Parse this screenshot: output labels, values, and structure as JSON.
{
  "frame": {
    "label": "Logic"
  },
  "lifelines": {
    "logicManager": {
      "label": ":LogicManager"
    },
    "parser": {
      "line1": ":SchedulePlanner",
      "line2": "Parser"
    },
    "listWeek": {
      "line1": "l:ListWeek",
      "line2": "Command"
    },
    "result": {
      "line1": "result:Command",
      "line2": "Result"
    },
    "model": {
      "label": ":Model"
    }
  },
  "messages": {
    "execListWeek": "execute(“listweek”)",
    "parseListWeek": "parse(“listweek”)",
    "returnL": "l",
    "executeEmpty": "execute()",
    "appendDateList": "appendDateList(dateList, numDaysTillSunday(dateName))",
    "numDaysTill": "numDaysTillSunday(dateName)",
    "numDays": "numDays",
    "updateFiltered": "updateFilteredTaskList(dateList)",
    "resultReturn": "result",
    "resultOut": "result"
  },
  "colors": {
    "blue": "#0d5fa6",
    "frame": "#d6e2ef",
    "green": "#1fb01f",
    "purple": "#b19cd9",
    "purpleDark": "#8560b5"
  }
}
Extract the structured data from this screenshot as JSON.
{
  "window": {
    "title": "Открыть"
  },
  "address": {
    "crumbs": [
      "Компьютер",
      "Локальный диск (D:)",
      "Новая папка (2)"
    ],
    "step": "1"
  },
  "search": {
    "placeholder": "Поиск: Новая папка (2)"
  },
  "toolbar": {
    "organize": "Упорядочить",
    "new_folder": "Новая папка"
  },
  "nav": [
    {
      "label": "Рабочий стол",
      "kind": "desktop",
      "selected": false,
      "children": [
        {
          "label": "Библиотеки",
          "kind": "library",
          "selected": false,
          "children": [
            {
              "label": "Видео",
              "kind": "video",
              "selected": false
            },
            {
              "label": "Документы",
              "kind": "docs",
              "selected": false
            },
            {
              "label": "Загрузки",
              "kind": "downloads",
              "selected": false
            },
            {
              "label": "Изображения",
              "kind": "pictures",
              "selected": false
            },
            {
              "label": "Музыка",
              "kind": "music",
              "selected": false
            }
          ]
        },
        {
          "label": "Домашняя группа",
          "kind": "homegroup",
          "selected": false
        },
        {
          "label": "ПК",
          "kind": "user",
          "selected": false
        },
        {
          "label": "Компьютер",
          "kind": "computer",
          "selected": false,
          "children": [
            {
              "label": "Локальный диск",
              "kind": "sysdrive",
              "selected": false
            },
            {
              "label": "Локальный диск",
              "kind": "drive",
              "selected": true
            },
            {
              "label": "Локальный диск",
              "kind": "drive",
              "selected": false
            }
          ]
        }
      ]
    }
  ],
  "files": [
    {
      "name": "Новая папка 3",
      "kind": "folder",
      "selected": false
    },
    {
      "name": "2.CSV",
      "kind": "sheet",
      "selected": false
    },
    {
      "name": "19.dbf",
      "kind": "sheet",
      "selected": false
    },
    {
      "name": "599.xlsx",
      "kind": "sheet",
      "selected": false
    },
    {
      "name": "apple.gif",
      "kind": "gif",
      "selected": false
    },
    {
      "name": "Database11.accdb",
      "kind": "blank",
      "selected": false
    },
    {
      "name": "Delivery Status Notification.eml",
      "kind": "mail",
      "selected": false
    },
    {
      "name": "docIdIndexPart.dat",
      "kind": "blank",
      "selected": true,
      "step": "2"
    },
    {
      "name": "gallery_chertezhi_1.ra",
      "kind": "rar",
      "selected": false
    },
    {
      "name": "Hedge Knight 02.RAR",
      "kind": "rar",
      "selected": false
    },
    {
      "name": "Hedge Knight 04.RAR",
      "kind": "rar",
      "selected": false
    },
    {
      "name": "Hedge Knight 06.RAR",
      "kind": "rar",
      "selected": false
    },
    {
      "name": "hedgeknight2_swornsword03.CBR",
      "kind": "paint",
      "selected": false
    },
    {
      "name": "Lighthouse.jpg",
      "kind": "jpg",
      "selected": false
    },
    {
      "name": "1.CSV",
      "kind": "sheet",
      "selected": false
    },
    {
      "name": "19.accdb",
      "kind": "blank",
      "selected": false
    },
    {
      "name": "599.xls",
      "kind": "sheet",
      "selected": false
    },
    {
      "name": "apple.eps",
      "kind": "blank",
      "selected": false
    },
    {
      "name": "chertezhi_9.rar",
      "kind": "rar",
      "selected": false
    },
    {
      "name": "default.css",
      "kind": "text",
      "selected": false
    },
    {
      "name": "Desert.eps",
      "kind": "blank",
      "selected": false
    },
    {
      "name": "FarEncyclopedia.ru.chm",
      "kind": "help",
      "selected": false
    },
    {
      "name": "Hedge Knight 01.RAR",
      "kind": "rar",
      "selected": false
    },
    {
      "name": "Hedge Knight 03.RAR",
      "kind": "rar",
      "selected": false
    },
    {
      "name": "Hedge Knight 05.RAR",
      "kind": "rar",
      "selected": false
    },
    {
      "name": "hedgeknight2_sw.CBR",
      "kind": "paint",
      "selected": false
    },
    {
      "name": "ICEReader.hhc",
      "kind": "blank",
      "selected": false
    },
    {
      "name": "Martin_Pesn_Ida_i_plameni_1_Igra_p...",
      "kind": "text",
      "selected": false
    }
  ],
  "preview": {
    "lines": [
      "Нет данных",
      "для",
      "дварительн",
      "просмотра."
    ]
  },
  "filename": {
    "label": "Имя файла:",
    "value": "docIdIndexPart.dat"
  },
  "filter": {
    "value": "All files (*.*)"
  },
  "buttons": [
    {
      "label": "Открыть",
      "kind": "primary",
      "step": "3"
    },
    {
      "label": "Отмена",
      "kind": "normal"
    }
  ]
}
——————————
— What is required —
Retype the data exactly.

— Completed exercise —
Parse this screenshot: output labels, values, and structure as JSON.
{
  "frame": {
    "label": "Logic"
  },
  "lifelines": {
    "logicManager": {
      "label": ":LogicManager"
    },
    "parser": {
      "line1": ":SchedulePlanner",
      "line2": "Parser"
    },
    "listWeek": {
      "line1": "l:ListWeek",
      "line2": "Command"
    },
    "result": {
      "line1": "result:Command",
      "line2": "Result"
    },
    "model": {
      "label": ":Model"
    }
  },
  "messages": {
    "execListWeek": "execute(“listweek”)",
    "parseListWeek": "parse(“listweek”)",
    "returnL": "l",
    "executeEmpty": "execute()",
    "appendDateList": "appendDateList(dateList, numDaysTillSunday(dateName))",
    "numDaysTill": "numDaysTillSunday(dateName)",
    "numDays": "numDays",
    "updateFiltered": "updateFilteredTaskList(dateList)",
    "resultReturn": "result",
    "resultOut": "result"
  },
  "colors": {
    "blue": "#0d5fa6",
    "frame": "#d6e2ef",
    "green": "#1fb01f",
    "purple": "#b19cd9",
    "purpleDark": "#8560b5"
  }
}
Extract the structured data from this screenshot as JSON.
{
  "window": {
    "title": "Открыть"
  },
  "address": {
    "crumbs": [
      "Компьютер",
      "Локальный диск (D:)",
      "Новая папка (2)"
    ],
    "step": "1"
  },
  "search": {
    "placeholder": "Поиск: Новая папка (2)"
  },
  "toolbar": {
    "organize": "Упорядочить",
    "new_folder": "Новая папка"
  },
  "nav": [
    {
      "label": "Рабочий стол",
      "kind": "desktop",
      "selected": false,
      "children": [
        {
          "label": "Библиотеки",
          "kind": "library",
          "selected": false,
          "children": [
            {
              "label": "Видео",
              "kind": "video",
              "selected": false
            },
            {
              "label": "Документы",
              "kind": "docs",
              "selected": false
            },
            {
              "label": "Загрузки",
              "kind": "downloads",
              "selected": false
            },
            {
              "label": "Изображения",
              "kind": "pictures",
              "selected": false
            },
            {
              "label": "Музыка",
              "kind": "music",
              "selected": false
            }
          ]
        },
        {
          "label": "Домашняя группа",
          "kind": "homegroup",
          "selected": false
        },
        {
          "label": "ПК",
          "kind": "user",
          "selected": false
        },
        {
          "label": "Компьютер",
          "kind": "computer",
          "selected": false,
          "children": [
            {
              "label": "Локальный диск",
              "kind": "sysdrive",
              "selected": false
            },
            {
              "label": "Локальный диск",
              "kind": "drive",
              "selected": true
            },
            {
              "label": "Локальный диск",
              "kind": "drive",
              "selected": false
            }
          ]
        }
      ]
    }
  ],
  "files": [
    {
      "name": "Новая папка 3",
      "kind": "folder",
      "selected": false
    },
    {
      "name": "2.CSV",
      "kind": "sheet",
      "selected": false
    },
    {
      "name": "19.dbf",
      "kind": "sheet",
      "selected": false
    },
    {
      "name": "599.xlsx",
      "kind": "sheet",
      "selected": false
    },
    {
      "name": "apple.gif",
      "kind": "gif",
      "selected": false
    },
    {
      "name": "Database11.accdb",
      "kind": "blank",
      "selected": false
    },
    {
      "name": "Delivery Status Notification.eml",
      "kind": "mail",
      "selected": false
    },
    {
      "name": "docIdIndexPart.dat",
      "kind": "blank",
      "selected": true,
      "step": "2"
    },
    {
      "name": "gallery_chertezhi_1.ra",
      "kind": "rar",
      "selected": false
    },
    {
      "name": "Hedge Knight 02.RAR",
      "kind": "rar",
      "selected": false
    },
    {
      "name": "Hedge Knight 04.RAR",
      "kind": "rar",
      "selected": false
    },
    {
      "name": "Hedge Knight 06.RAR",
      "kind": "rar",
      "selected": false
    },
    {
      "name": "hedgeknight2_swornsword03.CBR",
      "kind": "paint",
      "selected": false
    },
    {
      "name": "Lighthouse.jpg",
      "kind": "jpg",
      "selected": false
    },
    {
      "name": "1.CSV",
      "kind": "sheet",
      "selected": false
    },
    {
      "name": "19.accdb",
      "kind": "blank",
      "selected": false
    },
    {
      "name": "599.xls",
      "kind": "sheet",
      "selected": false
    },
    {
      "name": "apple.eps",
      "kind": "blank",
      "selected": false
    },
    {
      "name": "chertezhi_9.rar",
      "kind": "rar",
      "selected": false
    },
    {
      "name": "default.css",
      "kind": "text",
      "selected": false
    },
    {
      "name": "Desert.eps",
      "kind": "blank",
      "selected": false
    },
    {
      "name": "FarEncyclopedia.ru.chm",
      "kind": "help",
      "selected": false
    },
    {
      "name": "Hedge Knight 01.RAR",
      "kind": "rar",
      "selected": false
    },
    {
      "name": "Hedge Knight 03.RAR",
      "kind": "rar",
      "selected": false
    },
    {
      "name": "Hedge Knight 05.RAR",
      "kind": "rar",
      "selected": false
    },
    {
      "name": "hedgeknight2_sw.CBR",
      "kind": "paint",
      "selected": false
    },
    {
      "name": "ICEReader.hhc",
      "kind": "blank",
      "selected": false
    },
    {
      "name": "Martin_Pesn_Ida_i_plameni_1_Igra_p...",
      "kind": "text",
      "selected": false
    }
  ],
  "preview": {
    "lines": [
      "Нет данных",
      "для",
      "дварительн",
      "просмотра."
    ]
  },
  "filename": {
    "label": "Имя файла:",
    "value": "docIdIndexPart.dat"
  },
  "filter": {
    "value": "All files (*.*)"
  },
  "buttons": [
    {
      "label": "Открыть",
      "kind": "primary",
      "step": "3"
    },
    {
      "label": "Отмена",
      "kind": "normal"
    }
  ]
}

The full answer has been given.